### Task prompt
Your answer should be a single number: the count of lines in the entries below that contain "value".

### Stored data

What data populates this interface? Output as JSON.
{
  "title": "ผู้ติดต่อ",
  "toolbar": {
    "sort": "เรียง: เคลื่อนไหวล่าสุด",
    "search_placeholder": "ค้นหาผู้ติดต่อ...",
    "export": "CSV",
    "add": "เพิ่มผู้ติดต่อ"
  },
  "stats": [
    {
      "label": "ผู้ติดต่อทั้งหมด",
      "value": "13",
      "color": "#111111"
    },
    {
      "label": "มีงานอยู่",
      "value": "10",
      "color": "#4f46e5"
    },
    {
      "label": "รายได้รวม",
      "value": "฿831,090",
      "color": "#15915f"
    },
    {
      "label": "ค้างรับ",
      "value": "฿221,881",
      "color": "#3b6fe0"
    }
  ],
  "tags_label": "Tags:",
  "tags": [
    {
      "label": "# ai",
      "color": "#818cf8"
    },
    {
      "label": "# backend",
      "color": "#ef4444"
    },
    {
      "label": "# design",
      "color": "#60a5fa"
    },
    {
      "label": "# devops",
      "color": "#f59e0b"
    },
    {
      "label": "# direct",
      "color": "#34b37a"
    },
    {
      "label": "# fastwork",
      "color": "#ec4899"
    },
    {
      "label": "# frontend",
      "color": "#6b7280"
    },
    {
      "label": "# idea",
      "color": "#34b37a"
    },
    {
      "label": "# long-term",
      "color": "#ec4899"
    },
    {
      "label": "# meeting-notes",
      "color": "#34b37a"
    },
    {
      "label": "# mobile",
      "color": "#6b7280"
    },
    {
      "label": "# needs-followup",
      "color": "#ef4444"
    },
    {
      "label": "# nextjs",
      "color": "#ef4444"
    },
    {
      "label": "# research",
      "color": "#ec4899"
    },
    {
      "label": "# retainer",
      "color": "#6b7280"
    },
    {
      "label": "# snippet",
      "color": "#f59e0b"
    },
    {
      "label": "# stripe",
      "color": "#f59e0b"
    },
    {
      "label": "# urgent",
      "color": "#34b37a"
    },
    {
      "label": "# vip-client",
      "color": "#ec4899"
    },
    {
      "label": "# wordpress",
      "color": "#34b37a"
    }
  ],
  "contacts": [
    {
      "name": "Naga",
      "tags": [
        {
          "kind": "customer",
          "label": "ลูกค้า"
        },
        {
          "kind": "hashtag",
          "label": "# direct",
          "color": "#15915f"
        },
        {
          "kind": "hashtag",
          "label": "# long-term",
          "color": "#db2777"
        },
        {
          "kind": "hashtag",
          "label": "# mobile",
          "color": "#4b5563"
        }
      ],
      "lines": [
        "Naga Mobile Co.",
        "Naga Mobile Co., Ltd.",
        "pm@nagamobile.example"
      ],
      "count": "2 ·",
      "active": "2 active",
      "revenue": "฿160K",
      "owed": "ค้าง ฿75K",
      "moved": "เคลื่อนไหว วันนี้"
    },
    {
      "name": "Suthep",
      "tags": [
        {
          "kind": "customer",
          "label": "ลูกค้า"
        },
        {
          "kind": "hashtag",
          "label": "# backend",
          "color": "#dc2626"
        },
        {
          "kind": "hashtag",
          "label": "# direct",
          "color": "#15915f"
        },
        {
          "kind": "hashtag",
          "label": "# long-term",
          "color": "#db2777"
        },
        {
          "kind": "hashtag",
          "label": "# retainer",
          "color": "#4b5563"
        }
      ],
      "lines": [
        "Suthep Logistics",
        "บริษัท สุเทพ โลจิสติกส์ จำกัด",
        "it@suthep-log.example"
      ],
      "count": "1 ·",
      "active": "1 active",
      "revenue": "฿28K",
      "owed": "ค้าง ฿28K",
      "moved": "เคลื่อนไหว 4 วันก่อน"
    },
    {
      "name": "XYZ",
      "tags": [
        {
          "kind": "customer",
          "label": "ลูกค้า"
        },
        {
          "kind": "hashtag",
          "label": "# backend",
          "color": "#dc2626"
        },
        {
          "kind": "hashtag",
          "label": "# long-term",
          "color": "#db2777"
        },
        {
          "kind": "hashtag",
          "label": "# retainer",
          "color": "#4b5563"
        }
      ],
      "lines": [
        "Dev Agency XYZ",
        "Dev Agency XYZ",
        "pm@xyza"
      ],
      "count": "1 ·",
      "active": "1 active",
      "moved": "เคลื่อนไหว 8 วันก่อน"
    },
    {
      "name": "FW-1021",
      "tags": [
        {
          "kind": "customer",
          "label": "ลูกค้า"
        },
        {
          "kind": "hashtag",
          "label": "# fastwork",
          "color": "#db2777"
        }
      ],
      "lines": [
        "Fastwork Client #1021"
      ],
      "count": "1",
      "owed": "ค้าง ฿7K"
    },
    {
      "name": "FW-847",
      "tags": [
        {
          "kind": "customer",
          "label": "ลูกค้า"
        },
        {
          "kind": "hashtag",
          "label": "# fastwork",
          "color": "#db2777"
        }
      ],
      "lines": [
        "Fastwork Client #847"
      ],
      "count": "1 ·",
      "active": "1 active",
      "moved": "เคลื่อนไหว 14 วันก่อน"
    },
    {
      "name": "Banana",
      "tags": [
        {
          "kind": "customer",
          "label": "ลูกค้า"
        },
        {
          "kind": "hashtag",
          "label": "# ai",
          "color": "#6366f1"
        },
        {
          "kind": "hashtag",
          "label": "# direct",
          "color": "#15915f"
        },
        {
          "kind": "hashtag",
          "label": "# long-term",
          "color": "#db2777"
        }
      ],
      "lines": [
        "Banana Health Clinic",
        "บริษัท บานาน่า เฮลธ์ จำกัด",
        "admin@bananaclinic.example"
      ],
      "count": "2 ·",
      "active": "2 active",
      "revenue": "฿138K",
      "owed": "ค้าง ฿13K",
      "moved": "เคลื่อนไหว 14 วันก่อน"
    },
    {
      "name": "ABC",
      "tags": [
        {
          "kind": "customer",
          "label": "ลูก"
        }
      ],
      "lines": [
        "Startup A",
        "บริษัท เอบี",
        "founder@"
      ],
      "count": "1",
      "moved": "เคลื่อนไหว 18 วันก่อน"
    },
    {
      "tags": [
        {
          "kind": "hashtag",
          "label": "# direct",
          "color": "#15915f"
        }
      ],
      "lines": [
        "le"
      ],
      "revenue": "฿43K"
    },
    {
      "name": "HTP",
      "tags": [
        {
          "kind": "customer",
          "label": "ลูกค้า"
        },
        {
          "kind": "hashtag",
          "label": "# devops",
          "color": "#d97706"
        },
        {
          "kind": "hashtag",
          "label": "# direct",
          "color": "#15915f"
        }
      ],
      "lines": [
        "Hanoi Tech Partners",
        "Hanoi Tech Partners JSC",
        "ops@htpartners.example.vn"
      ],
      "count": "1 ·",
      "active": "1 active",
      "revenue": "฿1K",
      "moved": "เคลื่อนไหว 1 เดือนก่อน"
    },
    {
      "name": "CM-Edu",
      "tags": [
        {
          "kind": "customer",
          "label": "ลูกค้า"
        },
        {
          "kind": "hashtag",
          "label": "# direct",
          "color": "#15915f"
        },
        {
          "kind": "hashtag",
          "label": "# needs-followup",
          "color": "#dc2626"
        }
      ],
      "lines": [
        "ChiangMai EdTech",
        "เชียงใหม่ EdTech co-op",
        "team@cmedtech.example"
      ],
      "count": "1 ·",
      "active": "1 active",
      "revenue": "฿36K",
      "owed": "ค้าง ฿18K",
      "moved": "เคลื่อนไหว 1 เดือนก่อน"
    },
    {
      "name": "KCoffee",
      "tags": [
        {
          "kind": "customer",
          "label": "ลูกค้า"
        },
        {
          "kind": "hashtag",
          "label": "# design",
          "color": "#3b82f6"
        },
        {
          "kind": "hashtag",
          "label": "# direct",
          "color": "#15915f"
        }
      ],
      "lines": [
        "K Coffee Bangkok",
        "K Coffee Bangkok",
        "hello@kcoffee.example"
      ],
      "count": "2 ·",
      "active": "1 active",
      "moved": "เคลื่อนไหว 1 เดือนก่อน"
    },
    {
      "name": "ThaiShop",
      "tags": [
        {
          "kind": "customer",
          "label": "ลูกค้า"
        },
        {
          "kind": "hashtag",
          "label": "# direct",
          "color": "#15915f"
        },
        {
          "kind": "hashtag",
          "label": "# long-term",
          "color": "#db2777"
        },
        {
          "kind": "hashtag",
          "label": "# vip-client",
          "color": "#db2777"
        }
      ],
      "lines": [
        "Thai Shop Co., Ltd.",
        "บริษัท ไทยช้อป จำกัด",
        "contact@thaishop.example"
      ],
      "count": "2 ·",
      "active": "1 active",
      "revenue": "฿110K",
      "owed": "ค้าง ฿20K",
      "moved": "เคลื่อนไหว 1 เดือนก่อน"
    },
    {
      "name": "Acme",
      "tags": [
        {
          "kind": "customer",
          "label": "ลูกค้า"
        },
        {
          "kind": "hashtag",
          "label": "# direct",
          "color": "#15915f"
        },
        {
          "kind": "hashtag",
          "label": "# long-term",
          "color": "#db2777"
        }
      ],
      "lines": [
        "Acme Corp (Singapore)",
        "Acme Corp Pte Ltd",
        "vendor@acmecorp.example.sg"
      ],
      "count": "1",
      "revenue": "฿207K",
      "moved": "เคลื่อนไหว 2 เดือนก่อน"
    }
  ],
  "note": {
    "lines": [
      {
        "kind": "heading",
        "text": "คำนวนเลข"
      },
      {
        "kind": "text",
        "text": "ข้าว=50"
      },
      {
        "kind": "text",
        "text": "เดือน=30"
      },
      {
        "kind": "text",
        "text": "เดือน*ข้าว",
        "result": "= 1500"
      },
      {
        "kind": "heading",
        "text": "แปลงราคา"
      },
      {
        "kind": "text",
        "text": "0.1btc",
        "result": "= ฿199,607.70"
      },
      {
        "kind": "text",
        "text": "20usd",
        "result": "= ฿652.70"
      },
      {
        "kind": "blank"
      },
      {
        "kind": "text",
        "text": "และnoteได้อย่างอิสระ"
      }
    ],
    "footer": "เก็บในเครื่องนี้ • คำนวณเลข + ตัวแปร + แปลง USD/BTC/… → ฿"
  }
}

### Task result
4